Obama already has indicated to policy experts that he is ready to extend airstrikes the U.S. military has been conducting against the militants in Iraq for the last month into Syria, according to The Washington Post. He does not believe he needs congressional authority to do so, an interpretation of law that will draw close scrutiny from legal experts, politicians and foreign policy analysts.
Is he right, though? Checkpoint turned to Robert M. Chesney, a professor and associate dean at the University of Texas School of Law, for some perspective on what arguments the White House might make. He has written on related issues several times on Lawfare, a blog devoted to “that nebulous zone in which actions taken or contemplated to protect the nation interact with the nation’s laws and legal institutions.” It’s written by Chesney and fellow legal experts Jack Goldsmith and Benjamin Wittes, among others.
Here’s Chesney’s take:
There are a few arguments that the administration might advance.
First: We are told in an article in the Post that the administration may believe it already has an authorization from Congress via the Authorization for Use of Military Force (AUMF) that Congress passed in October 2002 in connection with the looming invasion of Iraq. In brief, that argument runs as follows:
(i) the 2002 AUMF remains on the books despite having seemed defunct for several years now (and despite the fact that this administration not long ago proclaimed its desire to see it repealed),
(ii) that instrument authorizes the President to “use the Armed Forces of the United States as he determines to be necessary and appropriate in order to–(1) defend the national security of the United States against the continuing threat posed by Iraq; and (2) enforce all relevant United Nations Security Council resolutions regarding Iraq”; and
(iii) IS is a threat to US national security with sufficient connection to Iraq so as to implicate this authority.
As you might guess, opinions vary on whether this is a plausible argument. Jack Goldsmith, in this post, makes the best case that can be made:
As I argued a few months ago:
The relatively narrow original purpose of this statute is captured in its preambular language. But what counts is the operative text of the authorization. That text gives the President the discretion to determine when the use of the U.S. Armed Forces is necessary and appropriate to defend U.S. national security against the continuing threat posed by Iraq (not the government of Iraq, not Saddam Hussein, but Iraq), and authorizes the President to use those forces in that circumstance. It is not at all hard to interpret this statute to authorize the President to use force today to defend U.S. national security from the threat posed by the ISIS-induced collapse of Iraq.
(Some (see, e.g. here and here) disagree with my interpretation.) For the 2002 authorization to work, the President would need to determine that air strikes against ISIS to protect religious minorities in Iraq would further U.S. national security interests; but that should not be hard to do. The main hurdle to relying on the 2002 authorization is that National Security Advisor Susan Rice has disclaimed its relevance and urged Congress to repeal it. (For criticism of that position, see here.)
As you’ll see, I’m among those to which Jack links above as disagreeing with this reasoning. My view interprets the 2002 AUMF with more emphasis on the intent and context of its passage a dozen years ago, which leads me to conclude that the IS threat is different enough in kind and time so as not to count.

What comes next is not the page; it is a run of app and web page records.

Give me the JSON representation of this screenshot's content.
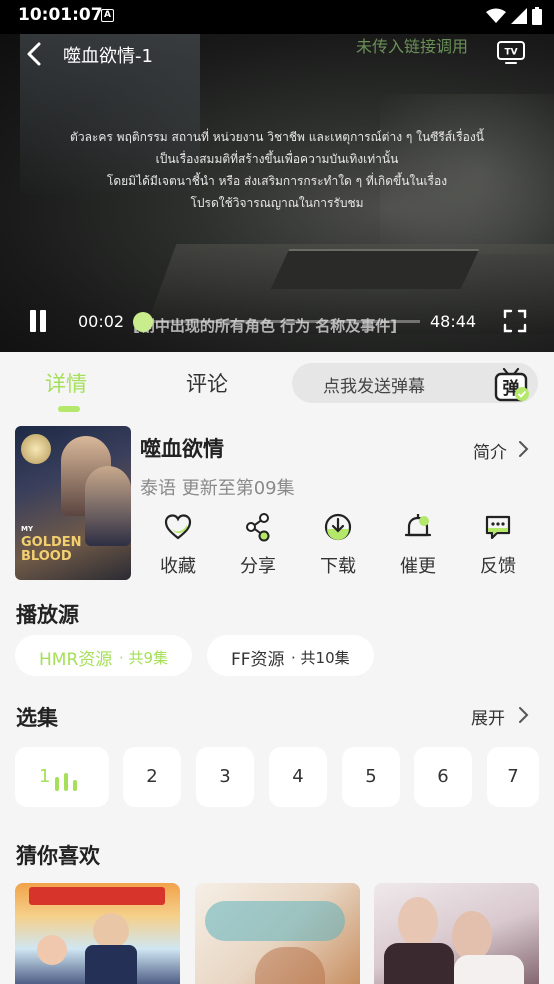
{
  "status_bar": {
    "time": "10:01:07",
    "notification_letter": "A"
  },
  "player": {
    "title": "噬血欲情-1",
    "watermark": "未传入链接调用",
    "thai_disclaimer": [
      "ตัวละคร พฤติกรรม สถานที่ หน่วยงาน วิชาชีพ และเหตุการณ์ต่าง ๆ ในซีรีส์เรื่องนี้",
      "เป็นเรื่องสมมติที่สร้างขึ้นเพื่อความบันเทิงเท่านั้น",
      "โดยมิได้มีเจตนาชี้นำ หรือ ส่งเสริมการกระทำใด ๆ ที่เกิดขึ้นในเรื่อง",
      "โปรดใช้วิจารณญาณในการรับชม"
    ],
    "danmaku_text": "[剧中出现的所有角色 行为 名称及事件]",
    "current_time": "00:02",
    "total_time": "48:44",
    "progress_fraction": 0.0007,
    "icons": [
      "back-icon",
      "cast-tv-icon",
      "pause-icon",
      "fullscreen-icon"
    ]
  },
  "tabs": {
    "items": [
      {
        "label": "详情"
      },
      {
        "label": "评论"
      }
    ],
    "active": 0,
    "danmaku_placeholder": "点我发送弹幕",
    "danmaku_button": "弹"
  },
  "show": {
    "title": "噬血欲情",
    "meta": "泰语 更新至第09集",
    "intro_label": "简介",
    "poster_title_line1": "MY",
    "poster_title_line2": "GOLDEN",
    "poster_title_line3": "BLOOD",
    "actions": [
      {
        "label": "收藏",
        "icon": "heart-icon"
      },
      {
        "label": "分享",
        "icon": "share-icon"
      },
      {
        "label": "下载",
        "icon": "download-icon"
      },
      {
        "label": "催更",
        "icon": "bell-icon"
      },
      {
        "label": "反馈",
        "icon": "feedback-icon"
      }
    ]
  },
  "sources": {
    "title": "播放源",
    "items": [
      {
        "name": "HMR资源",
        "count": "· 共9集",
        "selected": true
      },
      {
        "name": "FF资源",
        "count": "· 共10集",
        "selected": false
      }
    ]
  },
  "episodes": {
    "title": "选集",
    "expand_label": "展开",
    "items": [
      "1",
      "2",
      "3",
      "4",
      "5",
      "6",
      "7"
    ],
    "active": "1"
  },
  "recommend": {
    "title": "猜你喜欢"
  },
  "colors": {
    "accent": "#a6e05a",
    "accent_light": "#c9ec8c",
    "background": "#f5f5f5"
  }
}
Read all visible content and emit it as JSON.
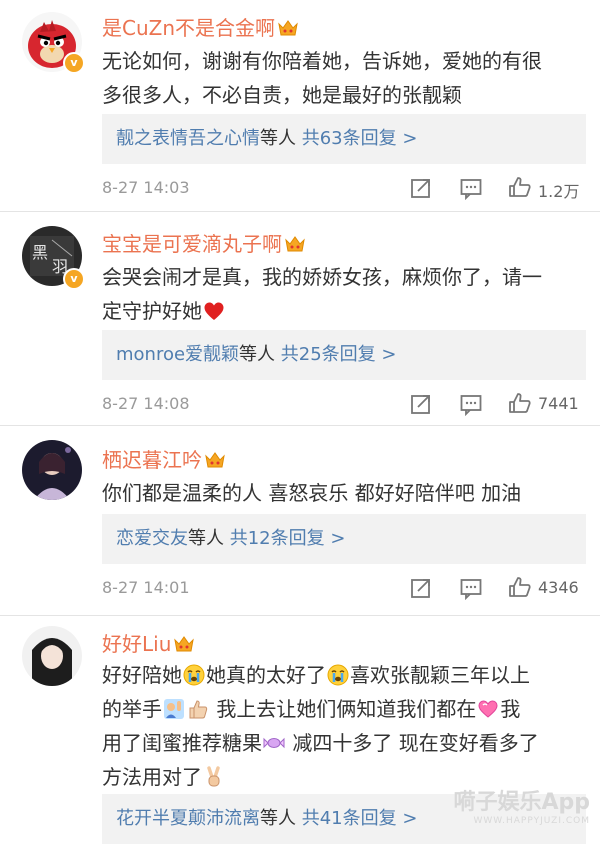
{
  "colors": {
    "username": "#eb7350",
    "link": "#507daf",
    "meta": "#9a9a9a",
    "reply_bg": "#f2f2f2"
  },
  "comments": [
    {
      "username": "是CuZn不是合金啊",
      "text_lines": [
        "无论如何，谢谢有你陪着她，告诉她，爱她的有很",
        "多很多人，不必自责，她是最好的张靓颖"
      ],
      "reply": {
        "users": "靓之表情吾之心情",
        "mid": "等人",
        "count": "共63条回复 >"
      },
      "time": "8-27 14:03",
      "likes": "1.2万"
    },
    {
      "username": "宝宝是可爱滴丸子啊",
      "text_lines": [
        "会哭会闹才是真，我的娇娇女孩，麻烦你了，请一",
        "定守护好她"
      ],
      "reply": {
        "users": "monroe爱靓颖",
        "mid": "等人",
        "count": "共25条回复 >"
      },
      "time": "8-27 14:08",
      "likes": "7441"
    },
    {
      "username": "栖迟暮江吟",
      "text_lines": [
        "你们都是温柔的人 喜怒哀乐 都好好陪伴吧 加油"
      ],
      "reply": {
        "users": "恋爱交友",
        "mid": "等人",
        "count": "共12条回复 >"
      },
      "time": "8-27 14:01",
      "likes": "4346"
    },
    {
      "username": "好好Liu",
      "text_parts": {
        "l1a": "好好陪她",
        "l1b": "她真的太好了",
        "l1c": "喜欢张靓颖三年以上",
        "l2a": "的举手",
        "l2b": " 我上去让她们俩知道我们都在",
        "l2c": "我",
        "l3a": "用了闺蜜推荐糖果",
        "l3b": " 减四十多了 现在变好看多了",
        "l4a": "方法用对了"
      },
      "reply": {
        "users": "花开半夏颠沛流离",
        "mid": "等人",
        "count": "共41条回复 >"
      }
    }
  ],
  "watermark": {
    "main": "嗬子娱乐App",
    "sub": "WWW.HAPPYJUZI.COM"
  },
  "icons": [
    "repost-icon",
    "comment-icon",
    "like-icon",
    "verified-badge-icon",
    "vip-crown-icon"
  ]
}
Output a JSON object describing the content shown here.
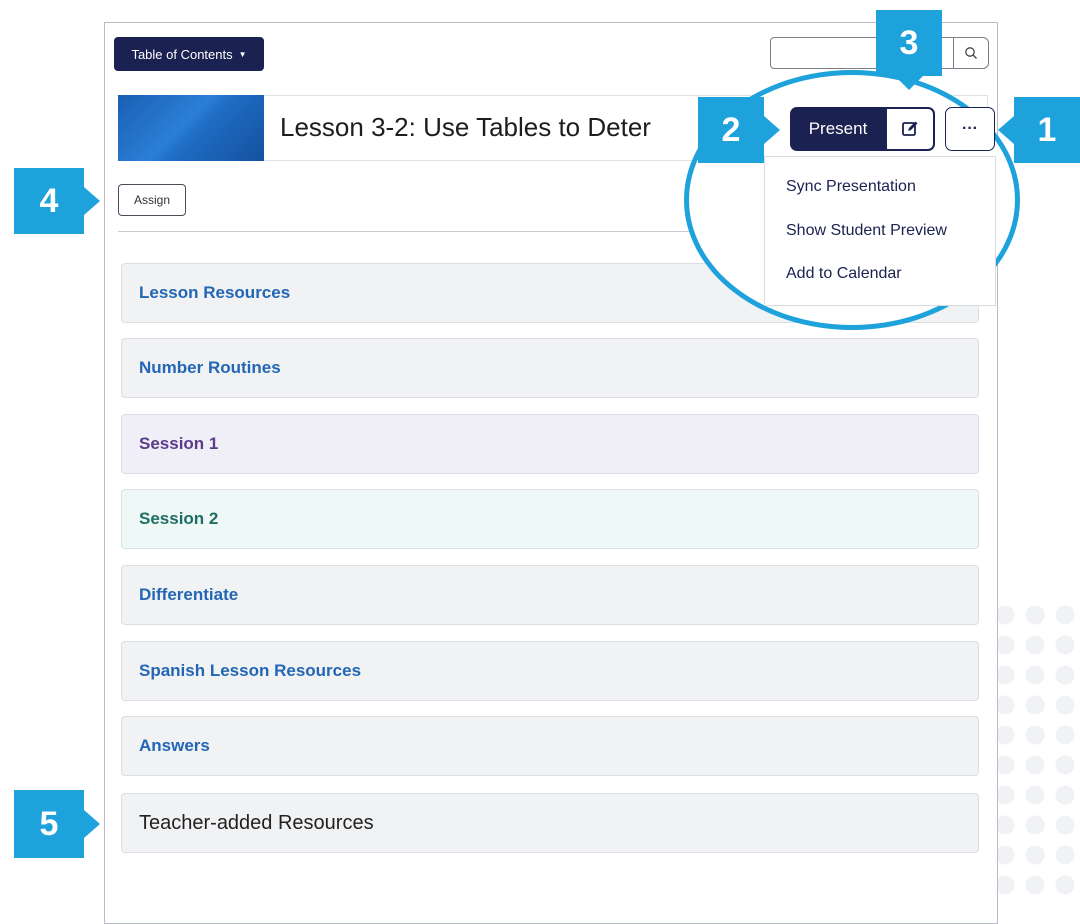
{
  "toolbar": {
    "toc_label": "Table of Contents",
    "search_placeholder": ""
  },
  "lesson": {
    "title": "Lesson 3-2: Use Tables to Deter",
    "assign_label": "Assign",
    "present_label": "Present",
    "more_label": "···"
  },
  "menu": {
    "items": [
      "Sync Presentation",
      "Show Student Preview",
      "Add to Calendar"
    ]
  },
  "sections": [
    {
      "label": "Lesson Resources"
    },
    {
      "label": "Number Routines"
    },
    {
      "label": "Session 1"
    },
    {
      "label": "Session 2"
    },
    {
      "label": "Differentiate"
    },
    {
      "label": "Spanish Lesson Resources"
    },
    {
      "label": "Answers"
    },
    {
      "label": "Teacher-added Resources"
    }
  ],
  "callouts": [
    "1",
    "2",
    "3",
    "4",
    "5"
  ],
  "colors": {
    "navy": "#1b2151",
    "accent": "#1ea2dc",
    "link": "#2266b5",
    "purple": "#5b3c8a",
    "teal": "#1e6e63"
  }
}
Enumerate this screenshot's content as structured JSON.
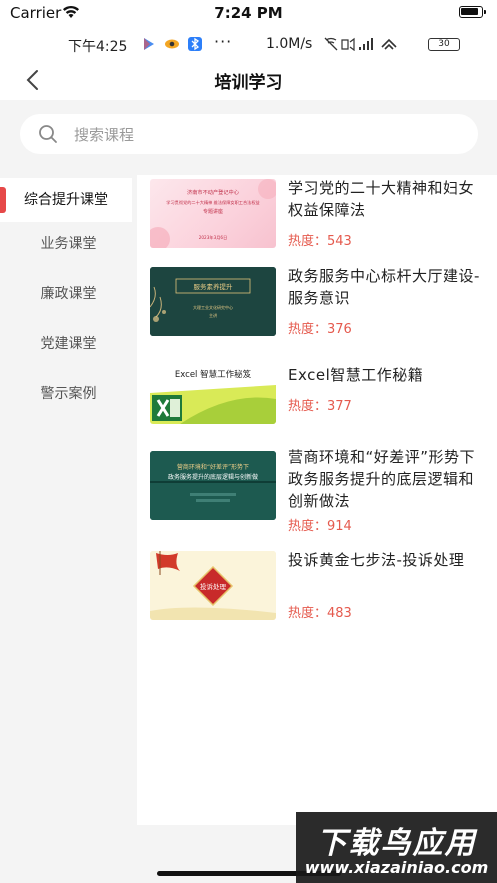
{
  "ios_status": {
    "carrier": "Carrier",
    "time": "7:24 PM"
  },
  "android_status": {
    "time": "下午4:25",
    "dots": "···",
    "speed": "1.0M/s",
    "battery": "30"
  },
  "header": {
    "title": "培训学习"
  },
  "search": {
    "placeholder": "搜索课程"
  },
  "sidebar": {
    "items": [
      {
        "label": "综合提升课堂",
        "active": true
      },
      {
        "label": "业务课堂"
      },
      {
        "label": "廉政课堂"
      },
      {
        "label": "党建课堂"
      },
      {
        "label": "警示案例"
      }
    ]
  },
  "courses": [
    {
      "title": "学习党的二十大精神和妇女权益保障法",
      "heat": "热度：543",
      "thumb_text": [
        "济南市不动产登记中心",
        "学习贯彻党的二十大精神 维法保障女职工合法权益",
        "专题讲座",
        "2023年3月6日"
      ]
    },
    {
      "title": "政务服务中心标杆大厅建设-服务意识",
      "heat": "热度：376",
      "thumb_text": [
        "服务素养提升",
        "大理工业文化研究中心",
        "主讲"
      ]
    },
    {
      "title": "Excel智慧工作秘籍",
      "heat": "热度：377",
      "thumb_text": [
        "Excel 智慧工作秘笈"
      ]
    },
    {
      "title": "营商环境和“好差评”形势下政务服务提升的底层逻辑和创新做法",
      "heat": "热度：914",
      "thumb_text": [
        "营商环境和“好差评”形势下",
        "政务服务提升的底层逻辑与创新做"
      ]
    },
    {
      "title": "投诉黄金七步法-投诉处理",
      "heat": "热度：483",
      "thumb_text": [
        "投诉处理"
      ]
    }
  ],
  "watermark": {
    "title": "下载鸟应用",
    "url": "www.xiazainiao.com"
  },
  "colors": {
    "accent": "#e64848",
    "heat": "#e55a4e",
    "bg": "#f4f4f4"
  }
}
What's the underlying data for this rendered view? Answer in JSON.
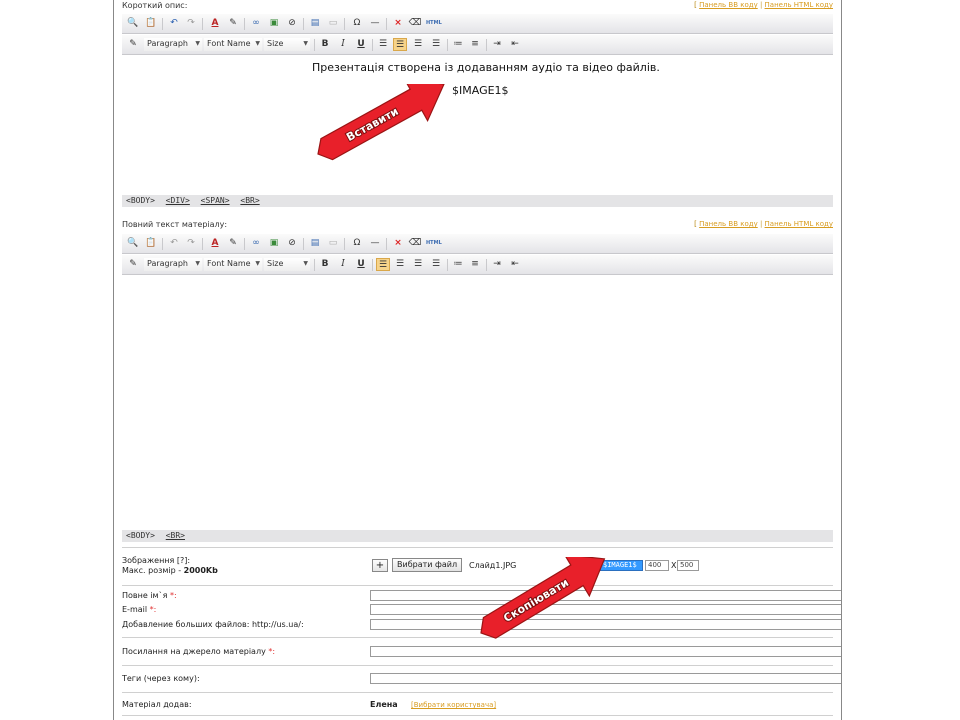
{
  "panel_links": {
    "bb": "Панель BB коду",
    "sep": " | ",
    "html": "Панель HTML коду"
  },
  "short_desc": {
    "label": "Короткий опис:",
    "content_line": "Презентація створена із додаванням аудіо та відео файлів.",
    "placeholder": "$IMAGE1$",
    "status_tags": [
      "<BODY>",
      "<DIV>",
      "<SPAN>",
      "<BR>"
    ]
  },
  "full_text": {
    "label": "Повний текст матеріалу:",
    "status_tags": [
      "<BODY>",
      "<BR>"
    ]
  },
  "toolbar": {
    "paragraph": "Paragraph",
    "font_name": "Font Name",
    "size": "Size",
    "bold": "B",
    "italic": "I",
    "underline": "U",
    "omega": "Ω",
    "hr": "—",
    "html": "HTML"
  },
  "form": {
    "image_label": "Зображення [?]:",
    "image_maxsize_prefix": "Макс. розмір - ",
    "image_maxsize_value": "2000Kb",
    "plus": "+",
    "choose_file": "Вибрати файл",
    "file_name": "Слайд1.JPG",
    "image_tag": "$IMAGE1$",
    "width_value": "400",
    "x": "X",
    "height_value": "500",
    "fullname_label": "Повне ім`я ",
    "email_label": "E-mail ",
    "big_files_label": "Добавление больших файлов: http://us.ua/:",
    "source_label": "Посилання на джерело матеріалу ",
    "tags_label": "Теги (через кому):",
    "added_by_label": "Матеріал додав:",
    "added_by_value": "Елена",
    "choose_user": "[Вибрати користувача]",
    "required": "*:"
  },
  "callouts": {
    "insert": "Вставити",
    "copy": "Скопіювати",
    "fill_color": "#e8202a",
    "stroke_color": "#9a1414"
  }
}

Tellingly, I do not think there has been any claim by the administration, prior to now, that this argument works… notwithstanding 140+ airstrikes and much talk of having authority to act even without an AUMF so long as there is a threat to US personnel in Iraq or a looming humanitarian crisis. Even now, the Post article mentioning this claim is conspicuously unclear as to just who may have made it. It feels like something of a trial balloon.
Second: What about the 2001 AUMF, the one relating to al Qaeda? I think this is a non-starter given that IS is, if anything, currently a rival of AQ (though obviously it once was a different matter; IS was previously AQI).
Third: How about legislative support that is not an explicit authorization but that nonetheless might be taken as a sufficient expression of support so as to discharge any role required of Congress? More specifically, how about funding provided explicitly for strikes against IS? Famously, the Clinton Administration relied in part on such a rationale in connection with the Kosovo campaign. If and when Congress passes a supplemental appropriation linked to strikes on IS, we’ll surely see this argument again. It conflicts with the War Powers Resolution, but it’s hardly obvious that that is dispositive. Frankly, it may be the type of argument that most closely tracks the role that Congress sometimes seems to prefer: funding operations to make them possible and to allow them to take some credit if it goes well, but preserving strategic ambiguity with the voters so that if things go south there is room to distance themselves from the policy.
Fourth: What about the fact that the War Powers Resolution does not purport to require removal of forces until 60 days after hostilities commence? Some have suggested that this gives an implied green light to deploy without authorization for two months. Indeed, that is suggested in the Post article above, alongside the reference to the 2002 AUMF. But it’s a bad argument; the WPR itself explicitly rejects that interpretation of the WPR.
Fifth: Nevermind Congress. Can the President conduct air operations, plus boots on the ground for coordination and assistance to host nation forces, without any approval? Well, we know the Obama administration thinks so, since that was its position in Libya a few years ago, and seemed to be its position when it thought about striking Syria more recently, and has been its position over the past few weeks as we’ve carried out 140+ airstrikes. The argument in Libya was that Congress has no requisite role unless there is “war” in the specific sense of sustained commitments and, especially, boots on the ground in combat. No doubt that’s the same argument we’d see here. It certainly has its critics, and rightly so in my view. More interesting is the claim that there are special pockets of Article II independent authority for situations like national self-defense or self-defense of US persons or forces in the field.
Those are well established categories, in my view, and in the right fact pattern they should work. The question is how far those categories can be stretched. And then there is the novel argument the administration made recently as to humanitarian intervention, or more simply put, third-party self-defense. That does not have a long track record, to put it mildly, and is also tough to cabin conceptually.